**DESCRIPTION OF THE TASK:**
Each record below should be output verbatim, without pictures.

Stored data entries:
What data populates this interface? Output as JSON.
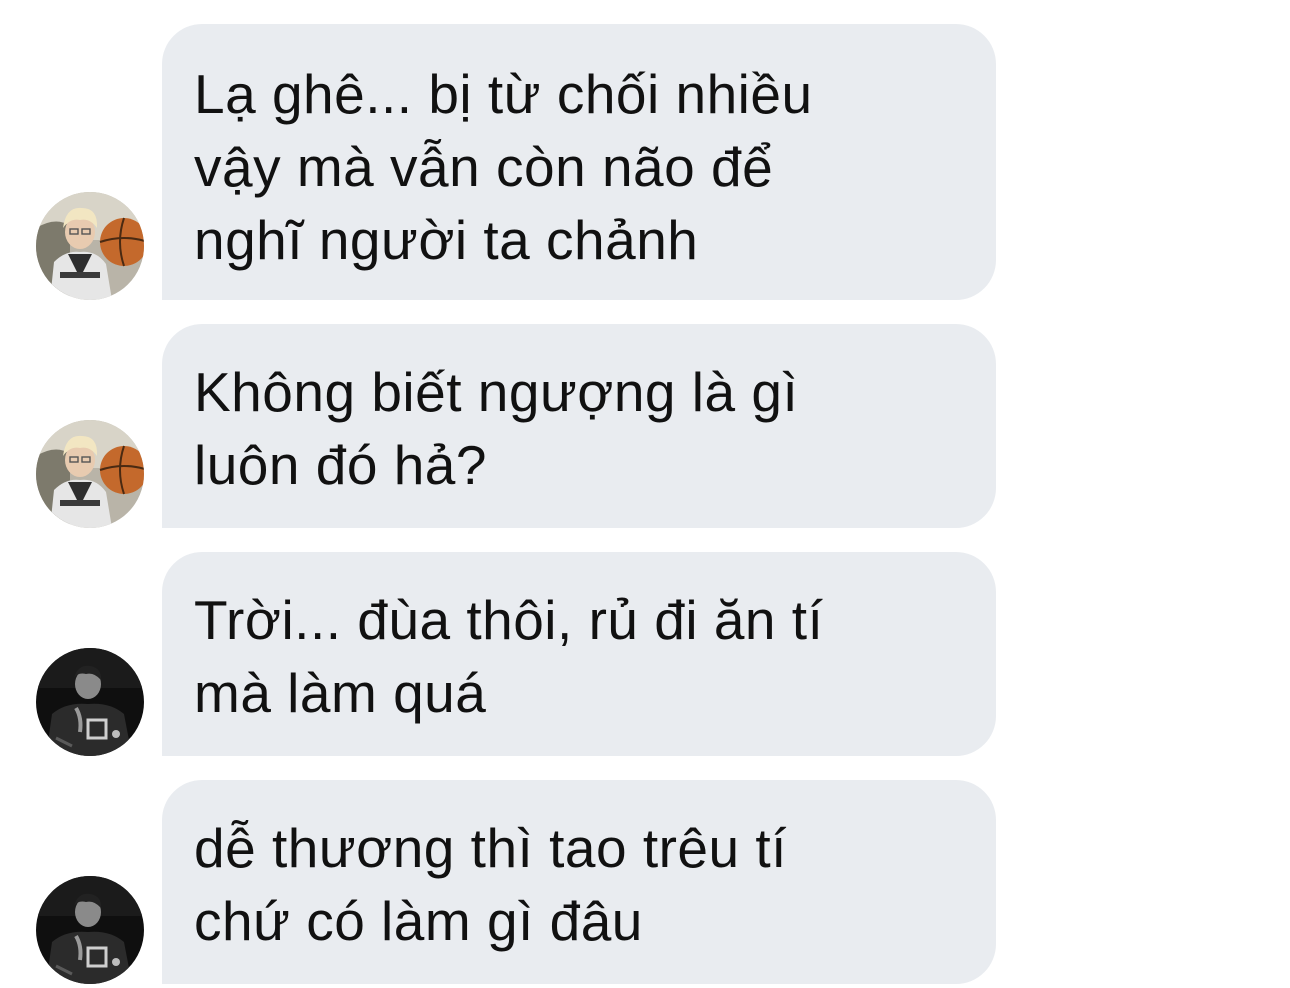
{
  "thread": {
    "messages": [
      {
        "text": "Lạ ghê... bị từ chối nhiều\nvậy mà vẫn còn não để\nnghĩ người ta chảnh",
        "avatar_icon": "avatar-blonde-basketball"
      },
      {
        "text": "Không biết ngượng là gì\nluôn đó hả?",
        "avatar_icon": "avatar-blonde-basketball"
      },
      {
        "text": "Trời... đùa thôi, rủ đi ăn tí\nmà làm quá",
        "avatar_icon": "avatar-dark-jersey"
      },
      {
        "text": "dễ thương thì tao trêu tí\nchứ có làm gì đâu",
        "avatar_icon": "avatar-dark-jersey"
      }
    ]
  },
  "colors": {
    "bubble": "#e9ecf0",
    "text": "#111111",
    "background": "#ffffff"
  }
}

**SOLUTION FOR THIS PROBLEM:**
What data populates this interface? Output as JSON.
{
  "thread": {
    "messages": [
      {
        "text": "Lạ ghê... bị từ chối nhiều\nvậy mà vẫn còn não để\nnghĩ người ta chảnh",
        "avatar_icon": "avatar-blonde-basketball"
      },
      {
        "text": "Không biết ngượng là gì\nluôn đó hả?",
        "avatar_icon": "avatar-blonde-basketball"
      },
      {
        "text": "Trời... đùa thôi, rủ đi ăn tí\nmà làm quá",
        "avatar_icon": "avatar-dark-jersey"
      },
      {
        "text": "dễ thương thì tao trêu tí\nchứ có làm gì đâu",
        "avatar_icon": "avatar-dark-jersey"
      }
    ]
  },
  "colors": {
    "bubble": "#e9ecf0",
    "text": "#111111",
    "background": "#ffffff"
  }
}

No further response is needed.